June 02, 2005

Fassbinder would have been 60. While some consider it work unwatchable, others are utterly devoted to his work. The details of his life are possibly more famous than his films.

For those who like a quick overview without clicking too many links, look here.

  • damn typos... all those previews for naught! pluck "work" from the second sentence.
  • No offense, but I find this an odd framing of the post, unless you're one of those who (for reasons probably having to do with filmic illiteracy) find his work "unwatchable." Fassbinder is the great German director of the second half of the 20th century; I've watched virtually everything he made, and while there are some I wouldn't be likely to watch again (like every great artist, he experimented, and experiments don't always work), I find his work uniquely honest, emotionally direct, gorgeous, unpredictable, and funny as hell (except when it breaks your heart). I'd recommend starting with either Merchant of Four Seasons (very Fassbinderesque but welcoming) or Effi Briest (very classical and approachable but for that very reason rather un-Fassbinder), and if you get the chance, the magnificent 15-1/2 hour Berlin Alexanderplatz (based on Alfred Döblin's novel, which I also recommend). Holy crap, your "look here" link informs me that Criterion is going to release Berlin Alexanderplatz!
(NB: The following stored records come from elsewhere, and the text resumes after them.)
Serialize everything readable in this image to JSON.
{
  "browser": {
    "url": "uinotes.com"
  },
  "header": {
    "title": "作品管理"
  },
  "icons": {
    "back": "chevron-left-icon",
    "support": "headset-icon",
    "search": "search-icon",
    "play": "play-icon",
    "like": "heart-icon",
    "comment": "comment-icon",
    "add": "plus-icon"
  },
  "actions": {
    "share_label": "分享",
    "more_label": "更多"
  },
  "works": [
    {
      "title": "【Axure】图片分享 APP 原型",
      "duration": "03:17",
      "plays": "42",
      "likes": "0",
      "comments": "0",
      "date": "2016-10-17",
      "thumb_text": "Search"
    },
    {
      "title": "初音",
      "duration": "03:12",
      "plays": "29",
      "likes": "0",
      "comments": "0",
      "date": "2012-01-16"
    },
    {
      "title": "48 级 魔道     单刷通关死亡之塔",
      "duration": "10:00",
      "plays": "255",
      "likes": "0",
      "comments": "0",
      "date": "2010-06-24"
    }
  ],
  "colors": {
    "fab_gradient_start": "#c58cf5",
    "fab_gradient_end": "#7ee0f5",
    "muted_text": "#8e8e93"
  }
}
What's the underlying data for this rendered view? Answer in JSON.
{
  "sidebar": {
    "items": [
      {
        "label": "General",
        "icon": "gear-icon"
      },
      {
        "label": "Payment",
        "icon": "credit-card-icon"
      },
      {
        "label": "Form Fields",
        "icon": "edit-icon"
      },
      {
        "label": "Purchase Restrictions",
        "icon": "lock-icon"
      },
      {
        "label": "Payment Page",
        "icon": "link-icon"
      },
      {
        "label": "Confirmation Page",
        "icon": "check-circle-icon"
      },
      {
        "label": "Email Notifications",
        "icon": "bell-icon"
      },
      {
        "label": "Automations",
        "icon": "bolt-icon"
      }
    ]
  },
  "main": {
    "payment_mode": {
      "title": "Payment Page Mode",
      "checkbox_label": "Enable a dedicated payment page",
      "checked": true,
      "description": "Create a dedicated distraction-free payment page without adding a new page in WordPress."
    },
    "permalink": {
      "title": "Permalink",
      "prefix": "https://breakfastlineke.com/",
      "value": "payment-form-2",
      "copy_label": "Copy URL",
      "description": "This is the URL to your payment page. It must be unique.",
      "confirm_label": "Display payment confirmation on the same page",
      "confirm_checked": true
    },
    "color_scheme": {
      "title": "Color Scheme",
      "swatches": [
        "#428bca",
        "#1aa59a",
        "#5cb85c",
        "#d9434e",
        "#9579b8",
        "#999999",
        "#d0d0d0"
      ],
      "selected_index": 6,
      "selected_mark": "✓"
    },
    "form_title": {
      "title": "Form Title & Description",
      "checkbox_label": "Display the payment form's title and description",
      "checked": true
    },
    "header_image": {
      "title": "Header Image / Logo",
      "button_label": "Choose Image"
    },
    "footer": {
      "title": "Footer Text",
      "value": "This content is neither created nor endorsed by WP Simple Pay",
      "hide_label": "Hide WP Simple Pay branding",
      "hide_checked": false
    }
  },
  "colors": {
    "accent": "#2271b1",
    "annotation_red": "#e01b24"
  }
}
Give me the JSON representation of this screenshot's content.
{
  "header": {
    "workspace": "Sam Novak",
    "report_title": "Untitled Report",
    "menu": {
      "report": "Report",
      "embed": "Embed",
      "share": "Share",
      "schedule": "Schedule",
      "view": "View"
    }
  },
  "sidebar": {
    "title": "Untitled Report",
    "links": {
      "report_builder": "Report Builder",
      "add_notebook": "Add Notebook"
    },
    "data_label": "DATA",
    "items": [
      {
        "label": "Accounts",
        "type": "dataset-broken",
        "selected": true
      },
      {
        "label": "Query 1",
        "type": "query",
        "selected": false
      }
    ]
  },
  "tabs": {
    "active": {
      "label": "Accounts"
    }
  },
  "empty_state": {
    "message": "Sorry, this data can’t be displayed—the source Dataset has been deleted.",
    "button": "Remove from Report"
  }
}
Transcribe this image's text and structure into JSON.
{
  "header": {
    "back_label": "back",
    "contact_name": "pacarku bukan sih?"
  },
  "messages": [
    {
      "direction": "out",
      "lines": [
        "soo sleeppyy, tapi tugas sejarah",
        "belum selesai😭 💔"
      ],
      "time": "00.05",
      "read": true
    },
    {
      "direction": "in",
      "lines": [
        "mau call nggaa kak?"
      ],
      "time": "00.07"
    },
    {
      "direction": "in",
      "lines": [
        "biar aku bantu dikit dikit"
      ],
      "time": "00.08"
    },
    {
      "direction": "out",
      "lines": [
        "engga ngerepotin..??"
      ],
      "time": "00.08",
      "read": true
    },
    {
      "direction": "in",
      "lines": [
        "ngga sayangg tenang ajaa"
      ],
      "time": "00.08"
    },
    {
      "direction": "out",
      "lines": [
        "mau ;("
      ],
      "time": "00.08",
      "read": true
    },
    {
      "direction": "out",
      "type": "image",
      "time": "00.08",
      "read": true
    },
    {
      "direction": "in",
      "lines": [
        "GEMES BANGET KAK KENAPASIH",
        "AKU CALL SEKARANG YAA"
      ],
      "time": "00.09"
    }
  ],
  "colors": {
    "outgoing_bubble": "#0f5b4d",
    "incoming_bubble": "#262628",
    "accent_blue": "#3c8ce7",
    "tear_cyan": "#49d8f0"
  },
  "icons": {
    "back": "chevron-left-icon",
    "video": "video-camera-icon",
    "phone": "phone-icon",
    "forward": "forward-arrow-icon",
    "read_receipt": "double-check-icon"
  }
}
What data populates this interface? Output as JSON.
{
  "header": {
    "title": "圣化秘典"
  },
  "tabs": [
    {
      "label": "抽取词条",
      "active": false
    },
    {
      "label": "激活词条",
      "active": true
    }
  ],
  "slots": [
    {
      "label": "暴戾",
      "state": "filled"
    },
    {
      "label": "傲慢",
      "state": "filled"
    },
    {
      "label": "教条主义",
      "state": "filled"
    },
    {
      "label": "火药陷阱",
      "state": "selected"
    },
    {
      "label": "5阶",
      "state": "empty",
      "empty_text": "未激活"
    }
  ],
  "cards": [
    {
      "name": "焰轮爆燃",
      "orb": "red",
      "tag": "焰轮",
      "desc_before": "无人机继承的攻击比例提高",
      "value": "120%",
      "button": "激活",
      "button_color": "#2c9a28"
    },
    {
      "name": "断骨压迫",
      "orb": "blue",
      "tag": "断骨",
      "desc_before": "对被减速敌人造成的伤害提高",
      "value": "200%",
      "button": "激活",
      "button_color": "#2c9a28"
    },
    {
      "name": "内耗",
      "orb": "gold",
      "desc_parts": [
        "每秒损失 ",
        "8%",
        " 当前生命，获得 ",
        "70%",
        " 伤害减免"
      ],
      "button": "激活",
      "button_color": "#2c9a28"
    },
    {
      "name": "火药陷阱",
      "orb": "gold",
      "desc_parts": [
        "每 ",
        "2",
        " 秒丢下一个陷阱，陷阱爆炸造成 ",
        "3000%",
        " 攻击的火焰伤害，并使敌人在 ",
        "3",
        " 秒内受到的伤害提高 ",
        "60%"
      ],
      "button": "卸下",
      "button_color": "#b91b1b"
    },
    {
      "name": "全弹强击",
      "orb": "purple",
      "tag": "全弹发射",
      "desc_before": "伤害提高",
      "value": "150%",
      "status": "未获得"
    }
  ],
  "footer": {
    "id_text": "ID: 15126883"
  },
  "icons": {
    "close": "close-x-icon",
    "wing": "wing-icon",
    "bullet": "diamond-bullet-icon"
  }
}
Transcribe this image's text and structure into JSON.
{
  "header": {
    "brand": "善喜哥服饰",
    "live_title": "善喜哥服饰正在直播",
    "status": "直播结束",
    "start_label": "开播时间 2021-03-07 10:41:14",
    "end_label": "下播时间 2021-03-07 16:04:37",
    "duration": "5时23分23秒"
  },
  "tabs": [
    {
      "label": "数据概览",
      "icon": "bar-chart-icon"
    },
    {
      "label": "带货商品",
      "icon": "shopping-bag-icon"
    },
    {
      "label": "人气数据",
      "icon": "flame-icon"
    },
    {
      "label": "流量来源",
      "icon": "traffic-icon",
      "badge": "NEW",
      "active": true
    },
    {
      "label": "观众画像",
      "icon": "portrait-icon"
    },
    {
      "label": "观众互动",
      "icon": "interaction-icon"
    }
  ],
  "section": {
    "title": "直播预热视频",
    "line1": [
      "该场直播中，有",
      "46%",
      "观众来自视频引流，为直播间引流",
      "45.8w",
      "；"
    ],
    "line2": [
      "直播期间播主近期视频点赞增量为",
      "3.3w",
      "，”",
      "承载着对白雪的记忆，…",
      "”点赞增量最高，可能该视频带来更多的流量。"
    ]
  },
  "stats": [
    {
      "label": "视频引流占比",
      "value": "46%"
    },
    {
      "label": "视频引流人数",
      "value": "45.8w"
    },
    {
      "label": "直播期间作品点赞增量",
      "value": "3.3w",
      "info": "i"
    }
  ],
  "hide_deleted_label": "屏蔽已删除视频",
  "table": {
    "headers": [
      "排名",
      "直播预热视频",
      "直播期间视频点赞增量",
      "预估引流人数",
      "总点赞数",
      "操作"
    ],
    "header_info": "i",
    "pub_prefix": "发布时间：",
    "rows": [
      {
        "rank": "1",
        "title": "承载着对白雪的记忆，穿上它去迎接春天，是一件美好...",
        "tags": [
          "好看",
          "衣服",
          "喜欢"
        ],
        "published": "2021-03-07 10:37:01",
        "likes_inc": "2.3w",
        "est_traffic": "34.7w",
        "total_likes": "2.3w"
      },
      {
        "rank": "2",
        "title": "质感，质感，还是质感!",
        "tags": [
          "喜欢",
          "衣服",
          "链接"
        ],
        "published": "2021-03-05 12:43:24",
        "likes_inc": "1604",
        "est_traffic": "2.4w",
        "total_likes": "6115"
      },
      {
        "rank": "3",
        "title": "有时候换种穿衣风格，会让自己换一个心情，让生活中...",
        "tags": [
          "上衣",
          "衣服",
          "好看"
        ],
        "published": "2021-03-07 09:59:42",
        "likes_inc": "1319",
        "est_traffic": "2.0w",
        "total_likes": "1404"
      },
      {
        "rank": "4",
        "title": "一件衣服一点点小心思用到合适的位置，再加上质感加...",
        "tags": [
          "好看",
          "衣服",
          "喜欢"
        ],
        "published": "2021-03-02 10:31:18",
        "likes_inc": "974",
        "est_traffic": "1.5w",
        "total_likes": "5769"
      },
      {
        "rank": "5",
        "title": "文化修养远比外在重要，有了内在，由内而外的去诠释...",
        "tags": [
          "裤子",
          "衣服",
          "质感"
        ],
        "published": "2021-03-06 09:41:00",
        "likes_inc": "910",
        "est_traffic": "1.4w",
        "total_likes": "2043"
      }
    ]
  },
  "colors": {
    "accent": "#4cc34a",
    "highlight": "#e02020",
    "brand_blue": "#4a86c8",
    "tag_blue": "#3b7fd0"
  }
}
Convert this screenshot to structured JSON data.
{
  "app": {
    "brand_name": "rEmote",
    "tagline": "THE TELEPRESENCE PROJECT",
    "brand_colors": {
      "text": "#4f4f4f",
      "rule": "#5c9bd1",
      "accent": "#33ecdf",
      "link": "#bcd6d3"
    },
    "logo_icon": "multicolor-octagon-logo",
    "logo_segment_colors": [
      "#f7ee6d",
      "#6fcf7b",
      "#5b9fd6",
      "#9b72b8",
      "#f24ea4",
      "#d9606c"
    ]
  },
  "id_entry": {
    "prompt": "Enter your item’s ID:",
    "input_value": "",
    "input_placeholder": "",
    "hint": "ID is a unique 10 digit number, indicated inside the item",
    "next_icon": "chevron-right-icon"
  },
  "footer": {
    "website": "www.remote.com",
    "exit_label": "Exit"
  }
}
I can't afford to buy movies any more, but I may have to shake the piggy bank for this one. Alas, I also learn from the same link that Brigitte Mira died March 8 at the age of 94. Because Fassbinder used the same people over and over, you come to think of them almost as friends, and Brigitte Mira was unforgettable in Ali: Fear Eats the Soul (though Angst essen Seele auf would be better translated "Fear Eat Up Soul"). Bye, Brigitte!
  • ah, just not my day I guess. My intent was more to spread the word and start conversation on his films. I'd hoped to link to an article that talked about how people left some of his early screenings in droves but couldn't find anything that was actually negative (hence "unwatchable" being left without a link). I'd wanted to leave room for people who simply didn't like his stuff, and I guess that all I left. I personally find his work fascinating and understand his importance in the medium. I'd originally studied him in the context of Wenders and Schloendorff. I was also quite stunned to see that Berlin Alexanderplatz would be released in a Criterion edition (and my heart stops to consider what the price of it could be). I haven't gotten a chance to see it before.
  • Great series, Berlin Alexanderplatz. Maybe consider reading Döblin's book while you're there. Fassbinder made a lot of dross in my opinion, (he worked at incredible speed), but his good stuff is pretty much as good as anything else.
  • I probably love Fassbinder and his films more than life itself (at least at times). I can't understand why, so long after he's gone, he's still relatively unknown to so many, and I'm especially surprised that he's not better known to many gay folks, despite his often dark and somewhat bitter take on gay life and love in general. His stable of actors were a remarkable crew, and watching them grow their capabilities along with him over a period of years together is a wonderful thing made all the more wonderful in retrospect and from a distance. To follow Hanna Schygulla from the early work, say, Beware of a Holy Whore or the very, very creepy Whity to The Marriage of Maria Braun is, to me, even more interesting than seeing Dietrich develop under von Sternberg. How superstardom eluded Schygulla under Fassbinder's tutelage is still beyond me. Same for Barbara Sukowa in Lola, though she never had quite the degree of exposure in starring roles that Schygulla had. Fassbinder was able to take ordinary actors -- Margit Carstensen, Gottfried John, Ulli Lommel, or his own mother, -- and mold them to his vision, however idiosyncratic that vision might be at any given moment, to come up with an ensemble that meets the requirements of each film. Given the mood swings from film to film (and at times concurrent production of more than one film), and Fassbinder's reputation for being a maniac, it's something like a miracle that they all pulled it off. Also worth mentioning are the contributions of cinematographer Michael Ballhaus, and especially the music of Peer Raben in film scores so dense with innovation that I often listen to these films while at the computer, just to appreciate the soundtrack. It's a shame that his career was so short, but a treasure that we have roughly forty films by Fassbinder to remember him by. Thanks, patita, for posting this!
  • I am embarrassed to admit that I have made it through 39 years of life without having seen a single one of his movies. I will remedy this.
  • Well said, Little Durian. And no problem, patita -- sorry I sounded so grumpy -- I just get sick of people snarking about some of my favorite directors, like F., Godard, and Brakhage, picking on the fact that their movies don't wrap warm arms around you like the Oscar winners everybody loves. I shouldn't have taken it out on you.
  • I appreciate the apology, languagehat. I'd gotten too deep into finding links to write a proper post--most of my Fassbinder references are printed materials. I'm glad that it's piqued Darshon's interest, though!